Several people shouldered blame following the 49ers’ loss to the Rams this Sunday. David Akers, Colin Kaepernick and Greg Roman headlined the list of scapegoats, and to a certain extent they deserved it. Although they all played their part in keeping the 49ers from securing a win, the offensive line was the biggest reason that the team struggled.
That’s right — the same squad that made Kaepernick look so good against the Bears kept him running for his life on Sunday, and that wasn’t even their biggest weakness. Their run blocking performance was probably their worst this year, and holding penalties stalled even more possessions that could have resulted in scores.
Let’s take a look at three different drives that could have been, but weren’t, thanks to poor line play.
After going three-and-out on their first possession and scoring on the second, the 49ers seemed to be rolling yet again. The Rams punted to San Francisco’s 40-yard line and the 49ers took over, moving the ball quickly. After a short Brandon Jacobs run, Kaepernick completed a 16-yard pass to Randy Moss. Then Frank Gore got the call on a run between left guard and tackle — it should have been a gain of 16 yards, but Joe Staley turned it into a 10-yard loss instead.
Staley has Michael Brockers well handled when Gore takes the handoff. He holds the block through Gore’s cut and is still legally holding off the defensive tackle when his running back gets past them.
Brockers reaches for Gore as he passes, but he never would have gotten a hand on him. This was where Staley made his mistake, tackling Brockers after Gore reaches the second level.

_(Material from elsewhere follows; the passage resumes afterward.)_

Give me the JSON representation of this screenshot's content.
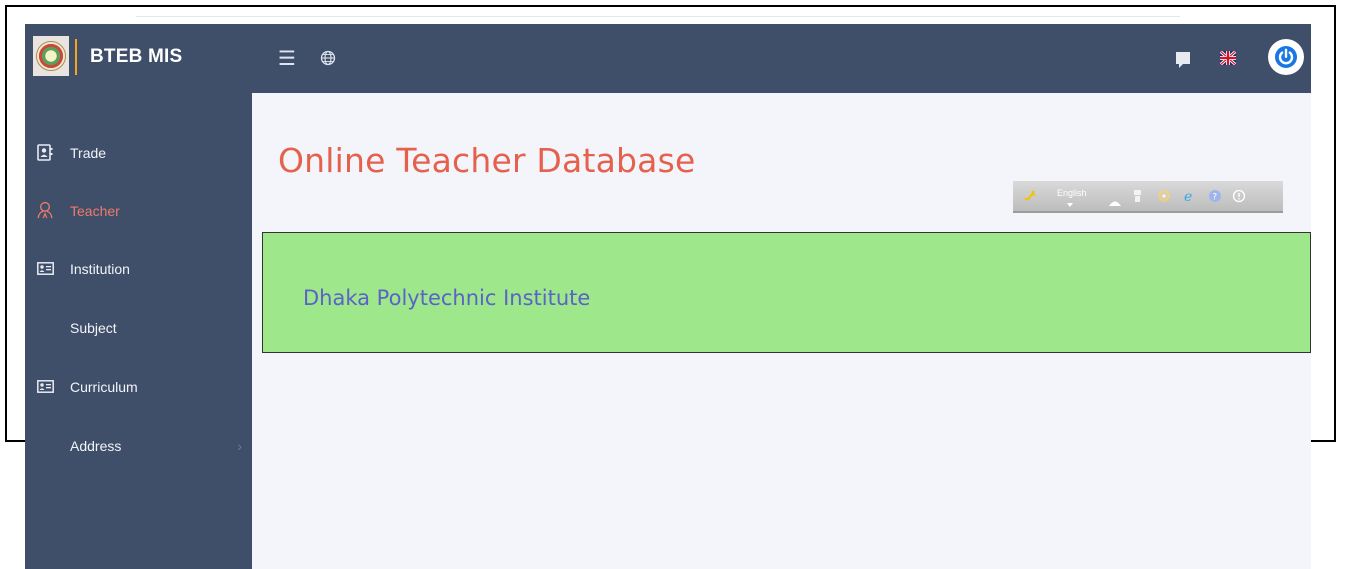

There it is. The call wiped out a 16-yard run, back up the offense to their own 42-yard line, and the 49ers punted three plays later.
I don’t mean to pick on Staley, but it got worse for him on the next drive. The 49ers got two quick first downs on passes to Delanie Walker and Michael Crabtree before they turned to the run to try and move the chains. The first run for Gore netted two yards, but the second one was the real drive killer.
Initially, Staley is supposed to take on William (Willie Mayes?) Hayes, but safety Craig Dahl runs up on a blitz when the ball is snapped. Staley chips Hayes quickly and then lets him go to block Dahl. Meanwhile, Gore takes the handoff and heads towards right tackle.
Mike Iupati pulls and Bruce Miller follows him, so no one is accounting for Hayes. Dahl may have gotten to Gore in the backfield, but the man with the shortest route to the running back is Hayes. Staley should have recognized that.
Hayes catches Gore for a three-yard loss. In the interim, Staley couldn’t hold his block on Dahl, so he watches as both of his assignments run free in the backfield. The next play was an incomplete pass and the 49ers were forced to punt from midfield yet again.
This drive — which started at the 49ers’ 4-yard line — may not have gone anywhere, but at least their backs weren’t against the wall anymore after a 17-yard pass to Mario Manningham. Then the Rams dialed up an exotic blitz that center Jonathan Goodwin couldn’t handle.
The Rams bring both Janoris Jenkins and James Laurinaitis on a blitz. Gore picks up Jenkins, but Goodwin focuses on Kendall Langford and does nothing to account for Laurinaitis, who supplies the initial pressure. This causes Kaepernick to scramble right into Jenkins’s pressure.
Langford gets past Goodwin and Laurinaitis comes through the line untouched. Had Goodwin stopped at least one of them (preferably Langford, which would have given his quarterback an escape valve to the left), Kaepernick would have been able to step up in the pocket, or at least escape the pressure by running forward. Instead it resulted in a safety — two points that were integral in the Rams tying the game, and later, winning it.
These are just a few examples of how the offensive line hindered drives. According to Pro Football Focus, Kaepernick had an average time to throw of 2.94 seconds, the lowest of all his starts. The linemen were called for three different holding penalties, all on separate drives that stalled as a result. Finally, Frank Gore averaged a season low 2.52 YPC, which had more to do with his blocking than his running. PFF gave run blocking scores of -.4, .1 and .7 to Goodwin, Staley and Iupati respectively — far below their season averages. It all adds up to a bad offensive day for the red and gold, and it’s in stark contrast to the 49ers’ performances against the Bears and Saints — proof that when the blocking goes, so goes the scoring.